• Your task: Ignoring the pictures, copy the data exactly.

• Material provided:
★ ★ ★ ★

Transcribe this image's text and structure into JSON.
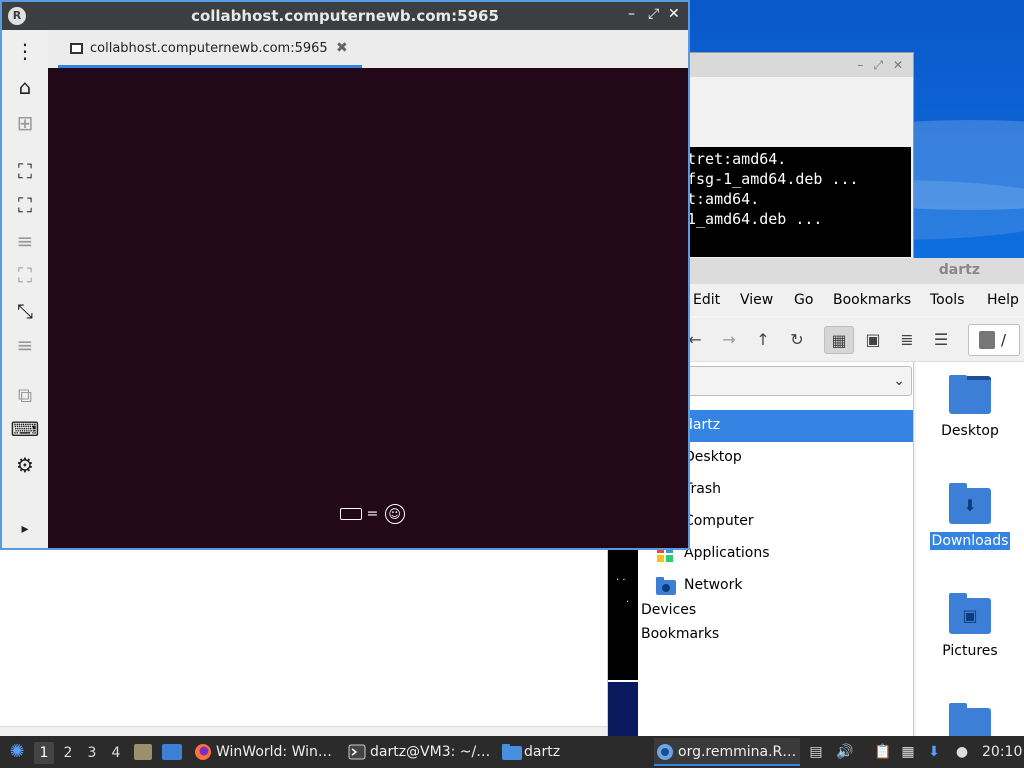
{
  "remmina": {
    "title": "collabhost.computernewb.com:5965",
    "tab_label": "collabhost.computernewb.com:5965",
    "tab_close": "✖",
    "controls": {
      "minimize": "–",
      "maximize": "⤢",
      "close": "✕"
    },
    "logo": "R",
    "sidebar": [
      "more-menu",
      "home",
      "new-connection",
      "fit-window",
      "fullscreen",
      "drag-handle",
      "dynamic-resolution",
      "scale",
      "drag-handle-2",
      "multi-monitor",
      "keyboard",
      "preferences",
      "expand"
    ],
    "sidebar_glyphs": [
      "⋮",
      "⌂",
      "⊞",
      "⛶",
      "⛶",
      "≡",
      "⛶",
      "⤡",
      "≡",
      "⧉",
      "⌨",
      "⚙",
      "▸"
    ],
    "indicator": {
      "eq": "=",
      "acc_glyph": "☺"
    }
  },
  "terminal": {
    "title_controls": [
      "–",
      "⤢",
      "✕"
    ],
    "lines": [
      "tret:amd64.",
      "fsg-1_amd64.deb ...",
      "",
      "t:amd64.",
      "1_amd64.deb ..."
    ]
  },
  "black_strip": {
    "dots_1": ". .",
    "dots_2": "."
  },
  "file_manager": {
    "title": "dartz",
    "menu": [
      "Edit",
      "View",
      "Go",
      "Bookmarks",
      "Tools",
      "Help"
    ],
    "toolbar": {
      "back": "←",
      "forward": "→",
      "up": "↑",
      "reload": "↻",
      "icon_view": "▦",
      "thumb_view": "▣",
      "compact_view": "≣",
      "list_view": "☰",
      "path": "/"
    },
    "select_chevron": "⌄",
    "places": [
      {
        "label": "dartz",
        "selected": true
      },
      {
        "label": "Desktop",
        "selected": false
      },
      {
        "label": "Trash",
        "selected": false
      },
      {
        "label": "Computer",
        "selected": false
      },
      {
        "label": "Applications",
        "selected": false
      },
      {
        "label": "Network",
        "selected": false
      }
    ],
    "sections": {
      "devices": "Devices",
      "bookmarks": "Bookmarks"
    },
    "icons": [
      {
        "label": "Desktop",
        "glyph": ""
      },
      {
        "label": "Downloads",
        "glyph": "⬇"
      },
      {
        "label": "Pictures",
        "glyph": "▣"
      },
      {
        "label": "",
        "glyph": ""
      }
    ]
  },
  "taskbar": {
    "start_glyph": "✺",
    "workspaces": [
      "1",
      "2",
      "3",
      "4"
    ],
    "tasks": [
      {
        "label": "WinWorld: Win…",
        "icon": "firefox-icon"
      },
      {
        "label": "dartz@VM3: ~/…",
        "icon": "terminal-icon"
      },
      {
        "label": "dartz",
        "icon": "folder-icon"
      },
      {
        "label": "org.remmina.R…",
        "icon": "remmina-icon"
      }
    ],
    "tray_glyphs": [
      "▤",
      "🔊",
      "📋",
      "▦",
      "⬇",
      "●"
    ],
    "clock": "20:10"
  },
  "colors": {
    "accent": "#3584e4",
    "remote_bg": "#220818",
    "titlebar": "#3c3f41",
    "taskbar": "#2b2b2b"
  }
}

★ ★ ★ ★

• Your solution:
Transcribe this image's text and structure into JSON.
{
  "remmina": {
    "title": "collabhost.computernewb.com:5965",
    "tab_label": "collabhost.computernewb.com:5965",
    "tab_close": "✖",
    "controls": {
      "minimize": "–",
      "maximize": "⤢",
      "close": "✕"
    },
    "logo": "R",
    "sidebar": [
      "more-menu",
      "home",
      "new-connection",
      "fit-window",
      "fullscreen",
      "drag-handle",
      "dynamic-resolution",
      "scale",
      "drag-handle-2",
      "multi-monitor",
      "keyboard",
      "preferences",
      "expand"
    ],
    "sidebar_glyphs": [
      "⋮",
      "⌂",
      "⊞",
      "⛶",
      "⛶",
      "≡",
      "⛶",
      "⤡",
      "≡",
      "⧉",
      "⌨",
      "⚙",
      "▸"
    ],
    "indicator": {
      "eq": "=",
      "acc_glyph": "☺"
    }
  },
  "terminal": {
    "title_controls": [
      "–",
      "⤢",
      "✕"
    ],
    "lines": [
      "tret:amd64.",
      "fsg-1_amd64.deb ...",
      "",
      "t:amd64.",
      "1_amd64.deb ..."
    ]
  },
  "black_strip": {
    "dots_1": ". .",
    "dots_2": "."
  },
  "file_manager": {
    "title": "dartz",
    "menu": [
      "Edit",
      "View",
      "Go",
      "Bookmarks",
      "Tools",
      "Help"
    ],
    "toolbar": {
      "back": "←",
      "forward": "→",
      "up": "↑",
      "reload": "↻",
      "icon_view": "▦",
      "thumb_view": "▣",
      "compact_view": "≣",
      "list_view": "☰",
      "path": "/"
    },
    "select_chevron": "⌄",
    "places": [
      {
        "label": "dartz",
        "selected": true
      },
      {
        "label": "Desktop",
        "selected": false
      },
      {
        "label": "Trash",
        "selected": false
      },
      {
        "label": "Computer",
        "selected": false
      },
      {
        "label": "Applications",
        "selected": false
      },
      {
        "label": "Network",
        "selected": false
      }
    ],
    "sections": {
      "devices": "Devices",
      "bookmarks": "Bookmarks"
    },
    "icons": [
      {
        "label": "Desktop",
        "glyph": ""
      },
      {
        "label": "Downloads",
        "glyph": "⬇"
      },
      {
        "label": "Pictures",
        "glyph": "▣"
      },
      {
        "label": "",
        "glyph": ""
      }
    ]
  },
  "taskbar": {
    "start_glyph": "✺",
    "workspaces": [
      "1",
      "2",
      "3",
      "4"
    ],
    "tasks": [
      {
        "label": "WinWorld: Win…",
        "icon": "firefox-icon"
      },
      {
        "label": "dartz@VM3: ~/…",
        "icon": "terminal-icon"
      },
      {
        "label": "dartz",
        "icon": "folder-icon"
      },
      {
        "label": "org.remmina.R…",
        "icon": "remmina-icon"
      }
    ],
    "tray_glyphs": [
      "▤",
      "🔊",
      "📋",
      "▦",
      "⬇",
      "●"
    ],
    "clock": "20:10"
  },
  "colors": {
    "accent": "#3584e4",
    "remote_bg": "#220818",
    "titlebar": "#3c3f41",
    "taskbar": "#2b2b2b"
  }
}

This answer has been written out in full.